A problem with this approach is that it only detects change, without measuring it. It doesn’t care if the pixel it’s looking at is just a bit darker or a completely different color. If we use this code to compare one image to a slightly darker version of itself, the result will look like this:

pixels (total):     16900
pixels changed:     16900
pixels changed (%): 100.0%

This would mean that the two images are completely different, while (from a human eye’s perspective) they’re almost the same. To get a more accurate result, we’ll need to measure the difference in the pixels’ colors.

Calculating color difference

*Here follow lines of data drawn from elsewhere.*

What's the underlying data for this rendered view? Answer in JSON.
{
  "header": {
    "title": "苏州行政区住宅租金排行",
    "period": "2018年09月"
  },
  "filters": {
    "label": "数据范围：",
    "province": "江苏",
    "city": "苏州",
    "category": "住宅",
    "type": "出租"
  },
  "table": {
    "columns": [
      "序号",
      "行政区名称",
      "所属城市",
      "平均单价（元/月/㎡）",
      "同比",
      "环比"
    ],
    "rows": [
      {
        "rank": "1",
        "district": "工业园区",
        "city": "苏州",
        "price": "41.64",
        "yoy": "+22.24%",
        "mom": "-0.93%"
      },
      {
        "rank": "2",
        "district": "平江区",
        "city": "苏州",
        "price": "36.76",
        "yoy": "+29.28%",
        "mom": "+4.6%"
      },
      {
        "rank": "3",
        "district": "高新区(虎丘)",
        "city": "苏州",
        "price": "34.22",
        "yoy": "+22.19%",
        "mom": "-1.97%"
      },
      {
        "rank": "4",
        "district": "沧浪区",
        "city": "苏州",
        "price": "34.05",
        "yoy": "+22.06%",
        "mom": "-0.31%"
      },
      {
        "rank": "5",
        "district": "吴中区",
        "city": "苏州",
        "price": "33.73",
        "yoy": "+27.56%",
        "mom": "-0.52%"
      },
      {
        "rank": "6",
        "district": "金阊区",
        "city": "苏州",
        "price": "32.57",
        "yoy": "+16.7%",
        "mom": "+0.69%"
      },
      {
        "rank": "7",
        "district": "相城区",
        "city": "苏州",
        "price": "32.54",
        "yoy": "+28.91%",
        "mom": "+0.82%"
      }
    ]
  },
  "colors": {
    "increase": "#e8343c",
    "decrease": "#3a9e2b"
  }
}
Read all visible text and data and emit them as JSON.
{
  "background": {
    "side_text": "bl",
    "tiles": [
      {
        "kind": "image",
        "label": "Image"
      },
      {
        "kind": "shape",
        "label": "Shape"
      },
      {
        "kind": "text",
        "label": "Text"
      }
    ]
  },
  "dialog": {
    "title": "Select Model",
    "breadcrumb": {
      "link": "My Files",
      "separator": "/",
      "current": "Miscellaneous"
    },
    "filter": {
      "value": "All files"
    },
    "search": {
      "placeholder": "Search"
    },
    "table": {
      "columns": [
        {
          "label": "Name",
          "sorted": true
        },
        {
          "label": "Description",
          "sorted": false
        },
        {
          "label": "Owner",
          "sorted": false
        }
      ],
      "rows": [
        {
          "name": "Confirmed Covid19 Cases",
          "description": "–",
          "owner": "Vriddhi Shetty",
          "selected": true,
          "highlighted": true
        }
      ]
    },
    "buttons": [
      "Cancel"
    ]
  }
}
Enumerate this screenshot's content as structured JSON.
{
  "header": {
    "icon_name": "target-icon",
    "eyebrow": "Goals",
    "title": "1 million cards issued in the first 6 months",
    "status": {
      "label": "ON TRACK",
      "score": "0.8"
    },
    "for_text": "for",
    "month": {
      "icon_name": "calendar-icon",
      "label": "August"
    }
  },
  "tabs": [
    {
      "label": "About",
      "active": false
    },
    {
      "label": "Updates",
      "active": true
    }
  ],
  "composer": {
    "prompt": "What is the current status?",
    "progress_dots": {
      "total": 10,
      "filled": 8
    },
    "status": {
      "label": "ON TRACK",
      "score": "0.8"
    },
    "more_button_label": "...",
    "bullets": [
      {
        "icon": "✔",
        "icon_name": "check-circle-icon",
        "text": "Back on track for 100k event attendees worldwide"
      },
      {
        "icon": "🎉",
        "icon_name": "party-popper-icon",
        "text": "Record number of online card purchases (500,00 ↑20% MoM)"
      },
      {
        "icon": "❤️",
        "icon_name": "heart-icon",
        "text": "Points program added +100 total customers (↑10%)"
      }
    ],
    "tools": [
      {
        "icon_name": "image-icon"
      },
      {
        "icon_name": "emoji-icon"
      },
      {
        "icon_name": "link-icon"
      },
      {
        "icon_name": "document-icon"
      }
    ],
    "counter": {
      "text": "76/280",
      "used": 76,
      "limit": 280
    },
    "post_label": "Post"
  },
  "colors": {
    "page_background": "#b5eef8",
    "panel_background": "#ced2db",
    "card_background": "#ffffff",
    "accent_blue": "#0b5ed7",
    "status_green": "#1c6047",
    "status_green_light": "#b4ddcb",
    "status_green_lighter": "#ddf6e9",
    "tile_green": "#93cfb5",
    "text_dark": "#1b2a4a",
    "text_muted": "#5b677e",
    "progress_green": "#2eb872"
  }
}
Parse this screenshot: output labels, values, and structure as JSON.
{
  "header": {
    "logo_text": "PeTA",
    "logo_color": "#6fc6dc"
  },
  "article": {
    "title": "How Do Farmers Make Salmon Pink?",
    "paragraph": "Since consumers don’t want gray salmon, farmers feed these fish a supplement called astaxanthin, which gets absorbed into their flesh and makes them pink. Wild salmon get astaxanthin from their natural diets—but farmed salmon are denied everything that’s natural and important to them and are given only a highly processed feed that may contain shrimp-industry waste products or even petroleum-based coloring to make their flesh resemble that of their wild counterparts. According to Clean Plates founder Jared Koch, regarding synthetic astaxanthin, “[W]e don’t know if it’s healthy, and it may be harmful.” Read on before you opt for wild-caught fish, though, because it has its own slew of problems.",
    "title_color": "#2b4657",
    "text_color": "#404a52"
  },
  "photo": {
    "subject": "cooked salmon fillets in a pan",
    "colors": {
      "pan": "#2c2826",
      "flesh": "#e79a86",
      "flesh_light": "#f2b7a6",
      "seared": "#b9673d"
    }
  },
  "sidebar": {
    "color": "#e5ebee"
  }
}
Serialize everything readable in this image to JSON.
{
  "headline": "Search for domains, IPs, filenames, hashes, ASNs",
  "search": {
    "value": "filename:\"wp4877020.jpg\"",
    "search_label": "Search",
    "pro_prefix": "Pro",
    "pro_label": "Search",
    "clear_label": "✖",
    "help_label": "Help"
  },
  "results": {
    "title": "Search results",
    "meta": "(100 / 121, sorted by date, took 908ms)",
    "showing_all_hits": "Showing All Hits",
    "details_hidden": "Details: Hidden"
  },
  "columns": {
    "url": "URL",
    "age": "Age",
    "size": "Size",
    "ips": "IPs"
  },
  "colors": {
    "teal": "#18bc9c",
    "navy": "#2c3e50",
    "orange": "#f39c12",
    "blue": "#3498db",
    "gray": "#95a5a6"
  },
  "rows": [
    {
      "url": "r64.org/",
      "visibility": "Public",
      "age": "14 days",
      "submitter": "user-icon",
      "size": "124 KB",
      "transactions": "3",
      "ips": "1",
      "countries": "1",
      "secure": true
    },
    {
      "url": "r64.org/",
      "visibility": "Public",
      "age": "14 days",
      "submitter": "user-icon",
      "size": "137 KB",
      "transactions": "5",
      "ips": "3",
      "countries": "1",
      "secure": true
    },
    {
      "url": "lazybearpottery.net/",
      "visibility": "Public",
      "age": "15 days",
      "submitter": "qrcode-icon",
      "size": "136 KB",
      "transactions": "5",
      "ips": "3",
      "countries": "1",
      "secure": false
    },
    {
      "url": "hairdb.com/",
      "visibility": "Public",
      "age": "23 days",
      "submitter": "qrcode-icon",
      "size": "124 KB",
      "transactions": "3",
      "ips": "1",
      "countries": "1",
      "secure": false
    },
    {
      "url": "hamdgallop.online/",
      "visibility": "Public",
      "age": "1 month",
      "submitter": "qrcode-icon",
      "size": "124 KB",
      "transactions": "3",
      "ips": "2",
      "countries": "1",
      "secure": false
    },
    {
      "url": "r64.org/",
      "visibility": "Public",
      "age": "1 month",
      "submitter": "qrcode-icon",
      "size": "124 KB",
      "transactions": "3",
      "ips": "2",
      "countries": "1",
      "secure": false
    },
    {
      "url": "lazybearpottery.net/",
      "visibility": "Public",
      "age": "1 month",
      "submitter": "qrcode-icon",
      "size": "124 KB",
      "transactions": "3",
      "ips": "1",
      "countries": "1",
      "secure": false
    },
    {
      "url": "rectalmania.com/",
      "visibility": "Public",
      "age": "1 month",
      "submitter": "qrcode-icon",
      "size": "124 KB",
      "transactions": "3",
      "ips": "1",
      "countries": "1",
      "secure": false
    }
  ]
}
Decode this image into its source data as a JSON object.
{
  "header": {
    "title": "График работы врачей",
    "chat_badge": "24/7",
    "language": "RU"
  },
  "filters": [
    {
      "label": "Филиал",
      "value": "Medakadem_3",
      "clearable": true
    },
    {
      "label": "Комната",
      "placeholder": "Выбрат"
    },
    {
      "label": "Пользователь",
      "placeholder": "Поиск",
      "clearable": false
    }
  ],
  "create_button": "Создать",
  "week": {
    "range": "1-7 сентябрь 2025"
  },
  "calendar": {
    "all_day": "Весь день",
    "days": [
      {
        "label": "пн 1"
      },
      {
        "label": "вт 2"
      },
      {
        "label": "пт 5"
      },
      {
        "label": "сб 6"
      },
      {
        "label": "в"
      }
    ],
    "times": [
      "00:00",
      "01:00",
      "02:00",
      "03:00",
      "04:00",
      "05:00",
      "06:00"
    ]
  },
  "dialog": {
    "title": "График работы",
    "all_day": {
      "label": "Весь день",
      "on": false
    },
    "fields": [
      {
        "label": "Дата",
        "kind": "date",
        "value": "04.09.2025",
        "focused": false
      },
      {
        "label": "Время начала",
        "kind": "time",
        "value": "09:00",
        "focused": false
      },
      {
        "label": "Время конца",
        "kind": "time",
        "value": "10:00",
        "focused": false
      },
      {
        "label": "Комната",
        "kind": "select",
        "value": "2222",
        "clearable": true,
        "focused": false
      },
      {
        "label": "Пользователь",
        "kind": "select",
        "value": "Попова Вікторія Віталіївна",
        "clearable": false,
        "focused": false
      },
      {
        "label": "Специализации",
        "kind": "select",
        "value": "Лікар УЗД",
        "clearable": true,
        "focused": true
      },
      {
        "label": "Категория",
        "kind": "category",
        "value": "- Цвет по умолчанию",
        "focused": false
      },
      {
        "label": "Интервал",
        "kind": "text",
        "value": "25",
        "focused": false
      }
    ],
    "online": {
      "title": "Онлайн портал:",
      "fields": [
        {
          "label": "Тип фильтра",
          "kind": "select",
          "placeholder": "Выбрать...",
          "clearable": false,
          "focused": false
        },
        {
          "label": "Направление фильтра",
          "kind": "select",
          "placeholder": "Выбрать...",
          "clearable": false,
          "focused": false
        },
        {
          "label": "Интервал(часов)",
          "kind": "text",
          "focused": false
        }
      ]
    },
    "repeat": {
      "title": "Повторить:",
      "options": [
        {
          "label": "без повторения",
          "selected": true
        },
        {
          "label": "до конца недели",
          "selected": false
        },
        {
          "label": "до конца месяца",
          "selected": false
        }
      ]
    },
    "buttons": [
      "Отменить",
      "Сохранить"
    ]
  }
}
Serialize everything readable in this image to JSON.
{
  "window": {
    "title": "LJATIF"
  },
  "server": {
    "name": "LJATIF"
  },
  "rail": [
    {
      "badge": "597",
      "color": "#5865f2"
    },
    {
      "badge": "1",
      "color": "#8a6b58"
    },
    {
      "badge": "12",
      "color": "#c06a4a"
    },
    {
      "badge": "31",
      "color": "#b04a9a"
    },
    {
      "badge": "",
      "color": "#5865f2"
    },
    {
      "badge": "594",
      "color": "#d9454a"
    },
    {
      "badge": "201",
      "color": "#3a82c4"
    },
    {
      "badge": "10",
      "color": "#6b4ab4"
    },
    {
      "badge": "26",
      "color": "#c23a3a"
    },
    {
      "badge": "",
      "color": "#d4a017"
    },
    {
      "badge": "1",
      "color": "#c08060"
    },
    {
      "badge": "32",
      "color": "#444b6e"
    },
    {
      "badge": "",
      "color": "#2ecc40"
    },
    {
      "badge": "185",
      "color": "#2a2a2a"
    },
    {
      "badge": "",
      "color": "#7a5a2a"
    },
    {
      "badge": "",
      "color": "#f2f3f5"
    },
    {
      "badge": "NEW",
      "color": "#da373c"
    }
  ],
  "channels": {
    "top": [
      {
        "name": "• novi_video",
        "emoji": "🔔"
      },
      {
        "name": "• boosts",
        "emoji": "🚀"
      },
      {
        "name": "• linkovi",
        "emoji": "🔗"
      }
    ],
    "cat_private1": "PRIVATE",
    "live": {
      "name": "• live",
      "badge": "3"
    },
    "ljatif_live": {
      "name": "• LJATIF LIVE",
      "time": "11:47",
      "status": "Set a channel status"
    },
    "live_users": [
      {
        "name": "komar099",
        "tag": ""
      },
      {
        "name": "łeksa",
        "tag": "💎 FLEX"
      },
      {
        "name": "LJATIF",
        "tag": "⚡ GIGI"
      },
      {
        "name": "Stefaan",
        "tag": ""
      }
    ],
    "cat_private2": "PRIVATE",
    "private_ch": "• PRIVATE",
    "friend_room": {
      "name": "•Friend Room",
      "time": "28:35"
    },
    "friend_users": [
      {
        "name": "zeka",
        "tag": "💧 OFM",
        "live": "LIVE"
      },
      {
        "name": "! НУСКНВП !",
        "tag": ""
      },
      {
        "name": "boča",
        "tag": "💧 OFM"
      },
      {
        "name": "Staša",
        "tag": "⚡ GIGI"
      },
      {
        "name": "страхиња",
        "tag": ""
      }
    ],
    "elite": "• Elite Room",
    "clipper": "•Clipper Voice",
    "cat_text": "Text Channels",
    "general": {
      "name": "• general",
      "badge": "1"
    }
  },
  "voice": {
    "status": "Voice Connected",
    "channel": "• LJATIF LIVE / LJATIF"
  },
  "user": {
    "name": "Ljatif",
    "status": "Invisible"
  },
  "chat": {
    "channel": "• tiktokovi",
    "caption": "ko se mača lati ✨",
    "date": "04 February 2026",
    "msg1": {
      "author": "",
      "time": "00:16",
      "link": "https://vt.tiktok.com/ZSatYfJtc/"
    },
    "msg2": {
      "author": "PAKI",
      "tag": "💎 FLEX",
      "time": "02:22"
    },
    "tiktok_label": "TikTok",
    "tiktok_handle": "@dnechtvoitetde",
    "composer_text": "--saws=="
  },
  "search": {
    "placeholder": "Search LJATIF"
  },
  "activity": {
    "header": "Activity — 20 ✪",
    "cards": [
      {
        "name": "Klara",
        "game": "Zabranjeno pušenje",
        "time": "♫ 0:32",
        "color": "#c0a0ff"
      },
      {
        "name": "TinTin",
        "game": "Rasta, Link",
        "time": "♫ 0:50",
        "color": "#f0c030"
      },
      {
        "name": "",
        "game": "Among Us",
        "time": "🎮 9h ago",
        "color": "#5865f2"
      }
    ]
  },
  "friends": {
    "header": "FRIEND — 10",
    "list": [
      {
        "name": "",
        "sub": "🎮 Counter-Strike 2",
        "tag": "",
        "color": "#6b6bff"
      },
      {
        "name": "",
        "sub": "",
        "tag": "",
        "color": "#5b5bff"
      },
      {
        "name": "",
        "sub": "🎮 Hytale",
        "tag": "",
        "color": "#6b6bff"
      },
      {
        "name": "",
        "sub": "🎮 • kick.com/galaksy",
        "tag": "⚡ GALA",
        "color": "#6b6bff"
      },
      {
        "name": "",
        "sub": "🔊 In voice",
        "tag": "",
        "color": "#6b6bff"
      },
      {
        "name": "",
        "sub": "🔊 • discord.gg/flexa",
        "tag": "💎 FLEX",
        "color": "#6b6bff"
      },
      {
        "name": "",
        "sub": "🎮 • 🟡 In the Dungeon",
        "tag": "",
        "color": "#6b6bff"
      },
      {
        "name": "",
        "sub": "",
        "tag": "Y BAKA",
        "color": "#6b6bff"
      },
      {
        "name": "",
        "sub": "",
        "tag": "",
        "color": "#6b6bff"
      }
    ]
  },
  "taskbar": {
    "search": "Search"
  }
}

To calculate the color difference, we’ll use the the ΔE* (“Delta E”) distance metric. There are a couple of different versions of this metric, but we’ll take the first one (CIE76), since it’s the simplest and we don’t need anything too fancy. The ΔE* metric was created for the LAB color space, which was designed to approximate human vision. In this example, we’re not going to worry about converting to LAB, so we’ll just use the RGB color space (note that this will mean our results will be less accurate). If you want to know more about the difference, check out this demo.

Again, we loop over every pixel in the images. If they’re different, we calculate how different they are using the ΔE* metric and store that in the diff array. We also use that score to calculate a grayscale color value we use on the result image:

require 'chunky_png'
include ChunkyPNG::Color


images = [
  ChunkyPNG::Image.from_file('1.png'),
  ChunkyPNG::Image.from_file('2.png')
]

output = ChunkyPNG::Image.new(images.first.width, images.last.width, WHITE)

diff = []

images.first.height.times do |y|
  images.first.row(y).each_with_index do |pixel, x|
    unless pixel == images.last[x,y]
      score = Math.sqrt(
        (r(images.last[x,y]) - r(pixel)) ** 2 +
        (g(images.last[x,y]) - g(pixel)) ** 2 +
        (b(images.last[x,y]) - b(pixel)) ** 2
      ) / Math.sqrt(MAX ** 2 * 3)

      output[x,y] = grayscale(MAX - (score * MAX).round)
      diff << score
    end
  end
end

puts "pixels (total):     #{images.first.pixels.length}"
puts "pixels changed:     #{diff.length}"
puts "image changed (%): #{(diff.inject {|sum, value| sum + value} / images.first.pixels.length) * 100}%"

output.save('diff.png')

Want the code? Here’s a Gist.

Now we have a more accurate difference score. If we look at the output, we can see that less than 3% of the image was changed:

pixels (total):    16900
pixels changed:    1502
image changed (%): 2.882157784948056%

Again, a diff image is saved. This time, it shows the differences using shades of gray. Bigger changes are darker:

Now, let’s try the two images where the second one is slightly darker:

pixels (total):    16900
pixels changed:    16900
image changed (%): 5.4418255392228945%

Great. Now our code knows that the images are only darker, not completely different. If you look closely, you can see the difference in the result image.

What about Github?

Github uses a difference blend, which might be familiar if you’ve worked with image-editing software like Photoshop before. Doing something like that is quite simple. We loop over every pixel in the two images and calculate their difference per RGB channel:

require 'chunky_png'
include ChunkyPNG::Color

images = [
  ChunkyPNG::Image.from_file('1.png'),
  ChunkyPNG::Image.from_file('2.png')
]

images.first.height.times do |y|
  images.first.row(y).each_with_index do |pixel, x|

    images.last[x,y] = rgb(
      r(pixel) + r(images.last[x,y]) - 2 * [r(pixel), r(images.last[x,y])].min,
      g(pixel) + g(images.last[x,y]) - 2 * [g(pixel), g(images.last[x,y])].min,
      b(pixel) + b(images.last[x,y]) - 2 * [b(pixel), b(images.last[x,y])].min
    )
  end

end

images.last.save('diff.png')

Want the code? Here’s a Gist.

Using that, comparing the two images to the left would result in the diff-image on the right, nicely showing what changed:

Because the colors are compared by channel (R,G and B) instead of as one color, three scores are returned. This means the output image is in color, but comparing the channels separately can make the result less accurate.

As always, if you used this idea to build something yourself, know of a way to improve the code or have some questions or tips, be sure to let me know. If you want to know more about something I talked about, be sure to suggest it as a next article.